Meteor cover mysteriously levitates in Russian museum

A glass lid at a Russian museum mysteriously rose above the famous meteor that in 2013 exploded over the city of Chelyabinsk this weekend.

The 500-kilogram fragment, which was fished out of a lake several months after it crashed to earth, is on display at the city’s museum of South Ural history. The meteor caused window-shattering shockwaves and injured several hundred people when it fell.Surveillance footage shows the meteor’s glass lid spontaneously rising by a few centimeters and floating over the meteor as some museum goers and security staff watch in bemusement.

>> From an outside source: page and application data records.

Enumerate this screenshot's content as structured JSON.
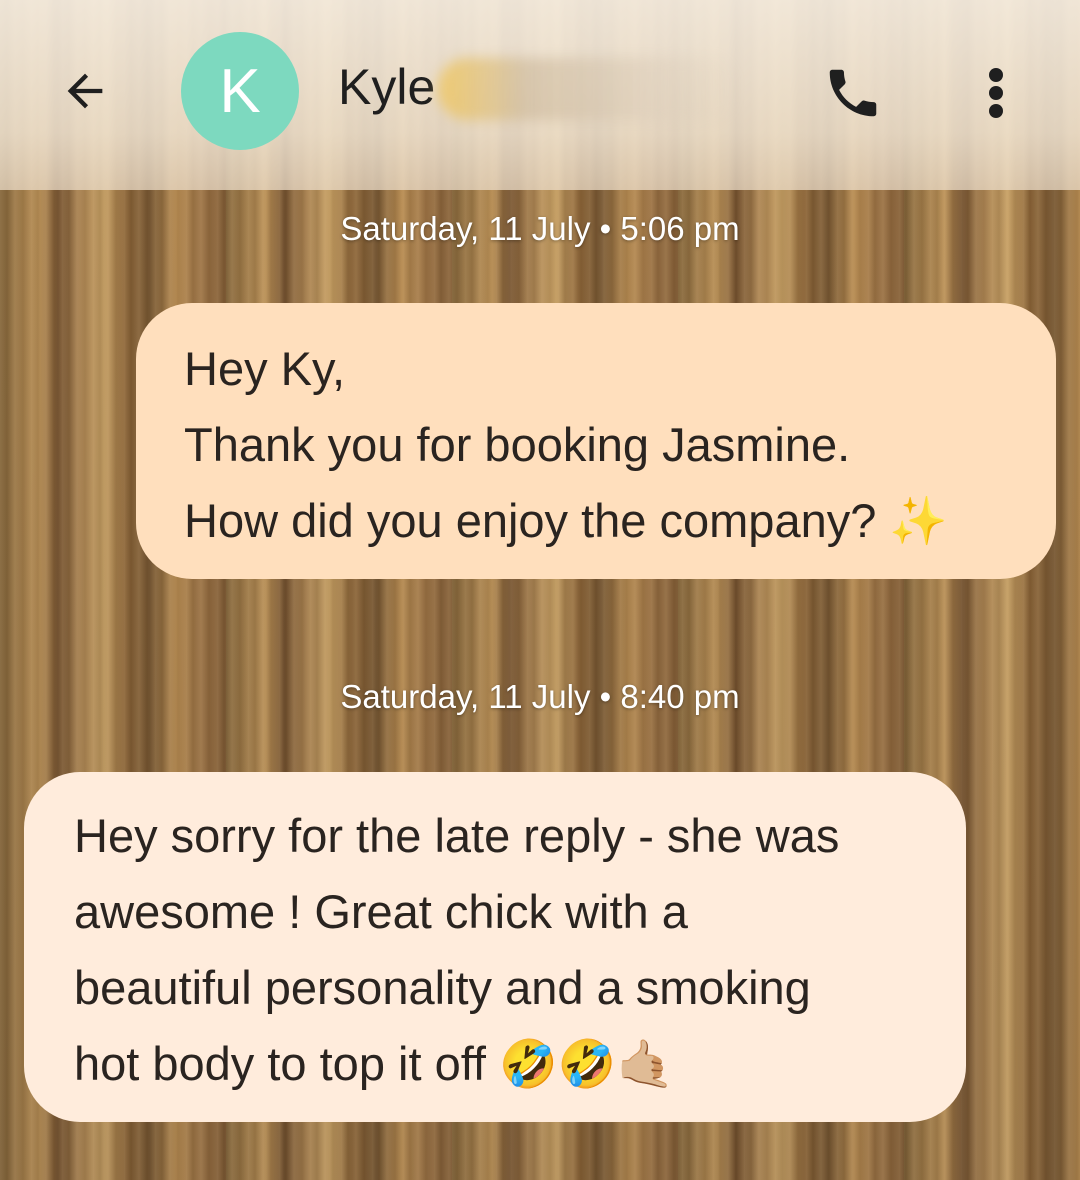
{
  "header": {
    "avatar_letter": "K",
    "contact_name": "Kyle",
    "avatar_color": "#7dd9bf"
  },
  "icons": {
    "back": "arrow-left-icon",
    "call": "phone-icon",
    "more": "more-vert-icon"
  },
  "messages": [
    {
      "timestamp": "Saturday, 11 July • 5:06 pm",
      "direction": "outgoing",
      "bubble_color": "#ffdfbd",
      "lines": [
        "Hey Ky,",
        "Thank you for booking Jasmine.",
        "How did you enjoy the company? ✨"
      ]
    },
    {
      "timestamp": "Saturday, 11 July • 8:40 pm",
      "direction": "incoming",
      "bubble_color": "#ffecdc",
      "lines": [
        "Hey sorry for the late reply - she was",
        "awesome ! Great chick with a",
        "beautiful personality and a smoking",
        "hot body to top it off 🤣🤣🤙🏼"
      ]
    }
  ]
}
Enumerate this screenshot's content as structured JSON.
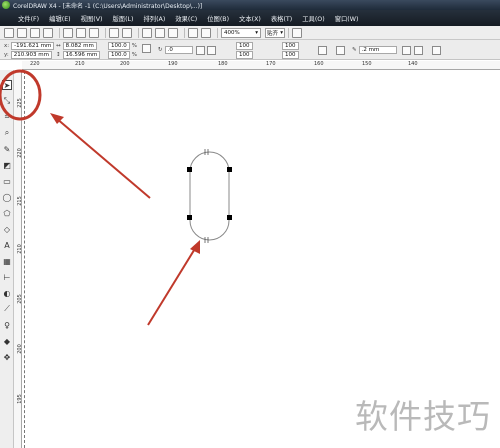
{
  "window": {
    "title": "CorelDRAW X4 - [未命名 -1 (C:\\Users\\Administrator\\Desktop\\...)]"
  },
  "menu": [
    {
      "label": "文件(F)"
    },
    {
      "label": "编辑(E)"
    },
    {
      "label": "视图(V)"
    },
    {
      "label": "版面(L)"
    },
    {
      "label": "排列(A)"
    },
    {
      "label": "效果(C)"
    },
    {
      "label": "位图(B)"
    },
    {
      "label": "文本(X)"
    },
    {
      "label": "表格(T)"
    },
    {
      "label": "工具(O)"
    },
    {
      "label": "窗口(W)"
    }
  ],
  "standard_toolbar": {
    "zoom_value": "400%",
    "snap_label": "贴齐"
  },
  "property_bar": {
    "x_label": "x:",
    "x_value": "-191.621 mm",
    "y_label": "y:",
    "y_value": "210.903 mm",
    "width_value": "8.082 mm",
    "height_value": "16.596 mm",
    "scale_w": "100.0",
    "scale_h": "100.0",
    "pct": "%",
    "rotation": ".0",
    "node1": "100",
    "node2": "100",
    "node3": "100",
    "node4": "100",
    "outline_width": ".2 mm"
  },
  "ruler_top_labels": [
    "220",
    "210",
    "200",
    "190",
    "180",
    "170",
    "160",
    "150",
    "140"
  ],
  "ruler_left_labels": [
    "225",
    "220",
    "215",
    "210",
    "205",
    "200",
    "195"
  ],
  "watermark": "软件技巧",
  "colors": {
    "annotation": "#c0392b",
    "menubar": "#1c232c",
    "selection_handle": "#000000"
  }
}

The dome then rises again before returning to its original position, the sped-up video published by the Baza social media news channel Tuesday shows. Visitors barely noticed the lid’s mysterious elevation when it happened Saturday because it happened so slowly, the museum’s director told the state-run RIA Novosti news agency.

“It could have been a technical malfunction. Our equipment lifts the dome, so it was somehow involved in this,” museum director Vladimir Bogdanovsky told the agency.

Bogdanovsky ruled out foul play because the only remote control that raises and lowers the glass dome was locked inside a box under video surveillance. “We have no explanation as to who gave the command and how it happened,” he said. “The fact remains, but we can’t explain it yet,” RIA Novosti quoted Bogdanovsky as saying.

The piece lay pride of place in Chelyabinsk’s state historical museum, and was a key draw to visitors who wanted to find out about the meteorite that strained retinas and dazzled the sky above the city nestled near the Ural Mountains in February 2013.

The size of a six-story building, the entire meteorite was the largest natural object to breach the Earth’s atmosphere for more than a century, and it injured more than 1,200 people, mostly from shattered glass caused by the shock wave it generated, according to Space.com. However, he did emphasize that “we don’t believe in mysticism,” suggesting that the incident was simply down to a “technical failure.”

Equally prosaic was the explanation given by the region’s minister of culture, Alexey Betekhtin, who said, “I think it’s probably a technical failure, from which no one is immune.”

He said that the alarm system around the exhibit worked correctly but the museum needed to carry out a “system check to reveal why it happened and make sure such a surprise does not happen again,” according to the local publication Vecherny Chelyabinsk.

Source: Moscow Times